Local roads* remain the most prevalent road type in Canada and account for 69.5 percent of all municipally owned roads. From 2017 – 2018, rural municipalities completed 25,362 kilometers of local road construction in Canada and urban municipalities completed 2,882 kilometers. Across Canada, 28.4 percent of municipally owned local roads are in fair condition, 34.1 percent are in good condition and 18.1 percent are reported to be in very good condition. In contrast, 10 percent and 4.5 percent of local roads are in poor or very poor condition, respectively. Nova Scotia had the highest percent of local roads in very good condition, reporting 30.9 percent of local roads in very good condition by urban municipalities. The average expected useful life of municipally owned local roads in Canada is 31 years for both urban and rural municipalities.

Of the municipalities who own road assets in Canada, 93 percent in Ontario have a road asset management plan in place, 76 percent in New Brunswick, 66 percent in Saskatchewan, 61 percent in British Columbia, and 59 percent in Alberta. Ontario’s high percentage of road asset management plans can be attributed to O. Reg. 588/17 requiring all municipalities to have an asset management plan in place by 2024.

Full data released for Roads, Bridges and Tunnels can be found here.
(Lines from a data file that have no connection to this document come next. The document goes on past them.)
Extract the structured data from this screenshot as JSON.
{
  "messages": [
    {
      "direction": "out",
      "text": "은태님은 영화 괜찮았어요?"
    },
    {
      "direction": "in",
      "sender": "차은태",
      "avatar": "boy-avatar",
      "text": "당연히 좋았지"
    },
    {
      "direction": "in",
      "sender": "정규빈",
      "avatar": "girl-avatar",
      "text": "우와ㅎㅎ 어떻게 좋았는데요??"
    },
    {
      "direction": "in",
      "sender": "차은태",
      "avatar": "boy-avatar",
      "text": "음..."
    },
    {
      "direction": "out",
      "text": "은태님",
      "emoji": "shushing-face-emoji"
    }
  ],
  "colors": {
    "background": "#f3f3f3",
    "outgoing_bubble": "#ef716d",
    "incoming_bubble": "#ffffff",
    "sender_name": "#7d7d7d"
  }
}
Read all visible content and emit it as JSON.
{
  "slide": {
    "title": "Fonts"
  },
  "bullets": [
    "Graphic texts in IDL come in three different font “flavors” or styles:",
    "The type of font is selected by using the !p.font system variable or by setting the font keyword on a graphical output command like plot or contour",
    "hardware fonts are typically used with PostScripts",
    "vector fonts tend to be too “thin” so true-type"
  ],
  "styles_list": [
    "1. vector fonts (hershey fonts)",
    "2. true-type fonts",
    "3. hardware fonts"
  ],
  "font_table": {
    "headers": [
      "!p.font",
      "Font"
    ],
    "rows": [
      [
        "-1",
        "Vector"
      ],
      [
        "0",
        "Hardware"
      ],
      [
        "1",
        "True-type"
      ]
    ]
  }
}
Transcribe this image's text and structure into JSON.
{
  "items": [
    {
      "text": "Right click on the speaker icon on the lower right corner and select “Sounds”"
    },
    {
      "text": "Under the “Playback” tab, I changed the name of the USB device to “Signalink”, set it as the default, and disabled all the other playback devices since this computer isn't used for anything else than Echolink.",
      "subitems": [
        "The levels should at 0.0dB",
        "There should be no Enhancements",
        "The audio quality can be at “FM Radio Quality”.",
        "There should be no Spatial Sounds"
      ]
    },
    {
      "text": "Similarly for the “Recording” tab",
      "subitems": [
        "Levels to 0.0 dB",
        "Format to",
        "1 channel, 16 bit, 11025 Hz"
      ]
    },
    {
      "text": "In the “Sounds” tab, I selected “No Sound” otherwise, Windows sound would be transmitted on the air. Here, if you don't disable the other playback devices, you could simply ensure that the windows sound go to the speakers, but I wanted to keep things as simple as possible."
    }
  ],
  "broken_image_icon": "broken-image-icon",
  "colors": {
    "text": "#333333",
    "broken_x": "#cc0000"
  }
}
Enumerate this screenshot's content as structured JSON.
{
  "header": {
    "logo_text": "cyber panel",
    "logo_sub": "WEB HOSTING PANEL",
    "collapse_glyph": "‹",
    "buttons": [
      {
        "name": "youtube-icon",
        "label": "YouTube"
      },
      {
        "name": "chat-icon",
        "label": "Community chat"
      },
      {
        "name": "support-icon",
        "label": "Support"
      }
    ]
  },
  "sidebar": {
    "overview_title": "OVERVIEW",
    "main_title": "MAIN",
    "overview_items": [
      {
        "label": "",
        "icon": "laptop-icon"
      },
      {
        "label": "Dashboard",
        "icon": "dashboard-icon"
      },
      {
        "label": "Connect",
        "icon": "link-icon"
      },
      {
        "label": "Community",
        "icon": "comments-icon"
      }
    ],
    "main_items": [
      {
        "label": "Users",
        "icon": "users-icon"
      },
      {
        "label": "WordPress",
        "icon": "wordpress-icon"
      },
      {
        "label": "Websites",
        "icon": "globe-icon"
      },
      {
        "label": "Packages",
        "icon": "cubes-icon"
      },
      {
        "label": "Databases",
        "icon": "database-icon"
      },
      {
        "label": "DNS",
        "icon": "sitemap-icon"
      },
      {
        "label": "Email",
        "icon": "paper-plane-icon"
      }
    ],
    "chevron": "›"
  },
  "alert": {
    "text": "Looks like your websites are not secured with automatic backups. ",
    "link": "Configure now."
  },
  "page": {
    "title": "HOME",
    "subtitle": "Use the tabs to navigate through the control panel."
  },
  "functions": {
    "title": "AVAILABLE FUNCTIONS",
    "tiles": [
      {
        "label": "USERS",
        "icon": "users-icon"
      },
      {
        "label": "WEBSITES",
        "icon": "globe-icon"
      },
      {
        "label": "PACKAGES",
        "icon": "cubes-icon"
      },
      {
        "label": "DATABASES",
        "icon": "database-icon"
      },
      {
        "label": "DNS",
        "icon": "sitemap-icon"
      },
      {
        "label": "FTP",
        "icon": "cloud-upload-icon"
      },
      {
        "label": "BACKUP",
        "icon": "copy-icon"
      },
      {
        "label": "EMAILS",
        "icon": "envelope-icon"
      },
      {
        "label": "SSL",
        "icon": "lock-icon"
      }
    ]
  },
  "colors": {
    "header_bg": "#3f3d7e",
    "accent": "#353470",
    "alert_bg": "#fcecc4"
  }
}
We will release a full briefing on the Survey once all data is available.

*local roads are defined as roads that provide for low volumes of traffic and access to private properties; local roads are designed for low speeds, have capacity for 2 undivided lanes of traffic; through traffic is discouraged and parking is usually permitted though often controlled.